A few duds sneak in: Wyclef Jean’s “Reach for the Stars” rivals will.i.am’s kindergarten-themed PSA of the same name for general blah-ness, while Elephant Man and Opal’s “Wind Up” drowns in rave-synth screams — a surprise, considering that last year’s Elephant Man/Diplo collaboration “Move Along” worked flawlessly. But the EDM crossover attempts here are great when they connect, especially when revisiting the old with the new. “Watch Out for This (Bumaye)” is a swinging summer anthem with the always-hype Busy Signal on the hook and Dutch production duo Flexican and FS Green on the beats; the song samples the latter’s “Bumaye,” a relaxed, moombahton-esque dancehall twist on salsa icon Willie Colon. “Jah No Partial,” released back in October, runs on drum and bass, the ’80s reggae dub of Johnny Osbourne’s “Mr. Marshall” bolstered by the dubstep wubs and open-armed trance synths running amok at EDM festivals. And “Sweat (Through Your Radio)” will turn those same festival crowds into feral mosh pits: Glasses crash, chains clank, and a vicious Ms. Dynamite dodges bouncing synths similar to those found on Diplo’s 2008 remix of Bingo Players’ “Get Up”; intentional or not, he has no qualms about frequently revisiting and revising his own past, too.

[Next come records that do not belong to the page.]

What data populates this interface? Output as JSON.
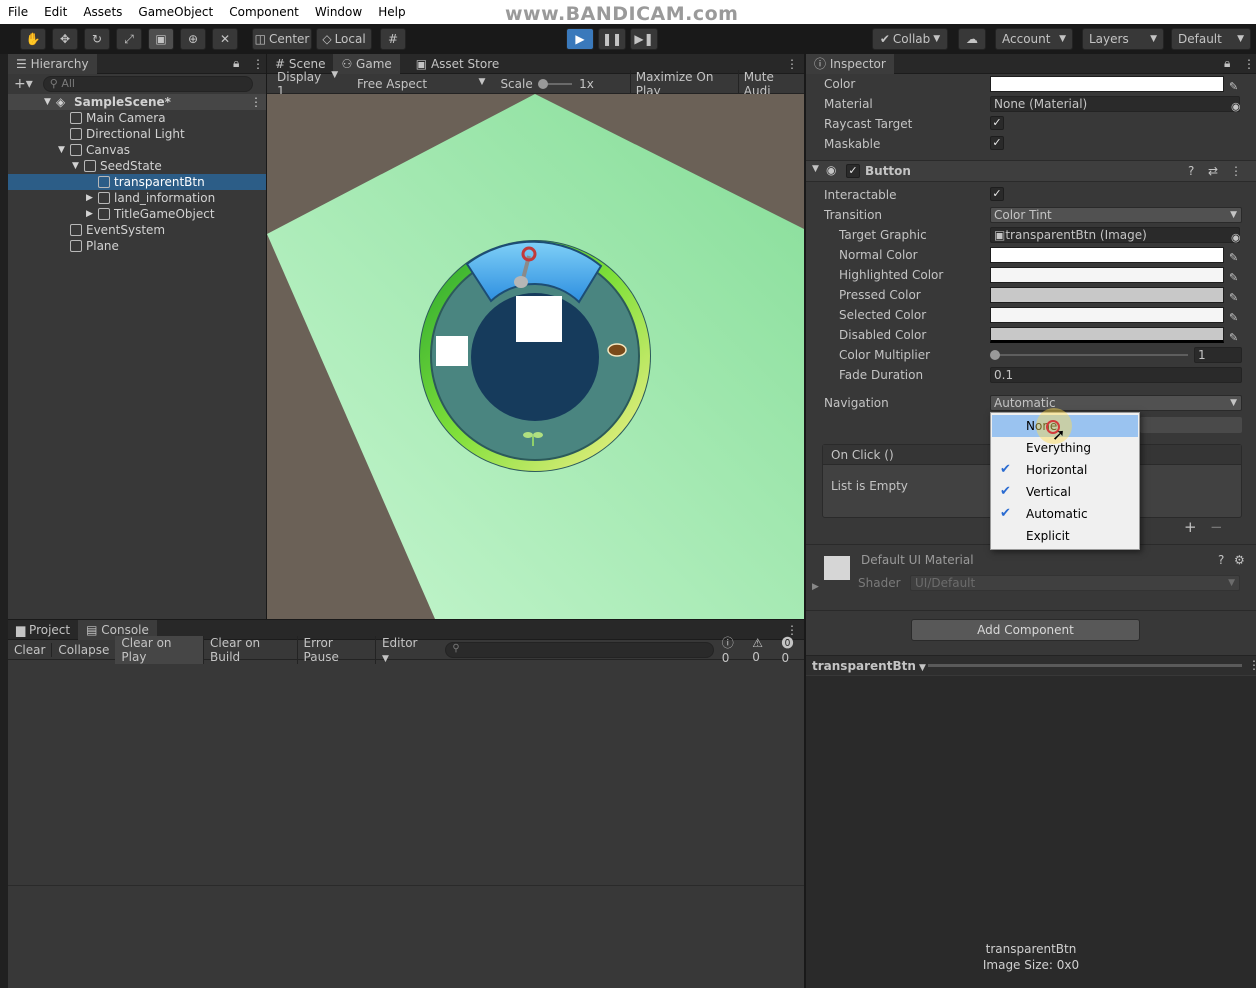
{
  "menubar": {
    "items": [
      "File",
      "Edit",
      "Assets",
      "GameObject",
      "Component",
      "Window",
      "Help"
    ],
    "watermark": "www.BANDICAM.com"
  },
  "toolbar": {
    "center_label": "Center",
    "local_label": "Local",
    "collab_label": "Collab",
    "account_label": "Account",
    "layers_label": "Layers",
    "layout_label": "Default"
  },
  "hierarchy": {
    "tab": "Hierarchy",
    "search_placeholder": "All",
    "scene": "SampleScene*",
    "items": [
      "Main Camera",
      "Directional Light",
      "Canvas",
      "SeedState",
      "transparentBtn",
      "land_information",
      "TitleGameObject",
      "EventSystem",
      "Plane"
    ]
  },
  "center_tabs": [
    "Scene",
    "Game",
    "Asset Store"
  ],
  "game_toolbar": {
    "display": "Display 1",
    "aspect": "Free Aspect",
    "scale_label": "Scale",
    "scale_value": "1x",
    "maximize": "Maximize On Play",
    "mute": "Mute Audi"
  },
  "bottom_tabs": [
    "Project",
    "Console"
  ],
  "console_toolbar": {
    "clear": "Clear",
    "collapse": "Collapse",
    "clear_on_play": "Clear on Play",
    "clear_on_build": "Clear on Build",
    "error_pause": "Error Pause",
    "editor": "Editor",
    "log_count": "0",
    "warn_count": "0",
    "error_count": "0"
  },
  "inspector": {
    "tab": "Inspector",
    "image_props": {
      "color_label": "Color",
      "material_label": "Material",
      "material_value": "None (Material)",
      "raycast_label": "Raycast Target",
      "maskable_label": "Maskable"
    },
    "button_component": {
      "title": "Button",
      "interactable_label": "Interactable",
      "transition_label": "Transition",
      "transition_value": "Color Tint",
      "target_graphic_label": "Target Graphic",
      "target_graphic_value": "transparentBtn (Image)",
      "normal_label": "Normal Color",
      "highlighted_label": "Highlighted Color",
      "pressed_label": "Pressed Color",
      "selected_label": "Selected Color",
      "disabled_label": "Disabled Color",
      "multiplier_label": "Color Multiplier",
      "multiplier_value": "1",
      "fade_label": "Fade Duration",
      "fade_value": "0.1",
      "navigation_label": "Navigation",
      "navigation_value": "Automatic",
      "onclick_label": "On Click ()",
      "list_empty": "List is Empty"
    },
    "navigation_options": [
      {
        "label": "None",
        "checked": false,
        "highlighted": true
      },
      {
        "label": "Everything",
        "checked": false,
        "highlighted": false
      },
      {
        "label": "Horizontal",
        "checked": true,
        "highlighted": false
      },
      {
        "label": "Vertical",
        "checked": true,
        "highlighted": false
      },
      {
        "label": "Automatic",
        "checked": true,
        "highlighted": false
      },
      {
        "label": "Explicit",
        "checked": false,
        "highlighted": false
      }
    ],
    "material": {
      "title": "Default UI Material",
      "shader_label": "Shader",
      "shader_value": "UI/Default"
    },
    "add_component": "Add Component",
    "preview_object": "transparentBtn",
    "preview_name": "transparentBtn",
    "preview_size": "Image Size: 0x0"
  },
  "colors": {
    "accent": "#3a79bb",
    "selection": "#2c5d87",
    "ground": "#8fe6a0",
    "ring_outer": "#5fcf3a",
    "ring_inner": "#4a8580",
    "center": "#163b5c"
  }
}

And then there’s “Bubble Butt” (“Bubble butt / Bubble, bubble, bubble butt”), which finds dancehall queen Mystic lyrically wining circles around Bruno Mars and Tyga on what is bound to be one of the most gloriously overplayed songs of the summer. The springing bass and massive bub-bub-bubbing hook equal Big Boi’s “Shutterbug” (and Jimmy Spicer’s “The Bubble Bunch, for that matter) in terms of sheer catchiness, yet is unmatched in its amazing ridiculousness. So do we thank Diplo himself, or the small army of collaborators he’s amassed around him? Is he Major Lazer’s primary musician, or is he just the project’s most prominent salesman? It’s harder than ever to tell, but it matters less and less.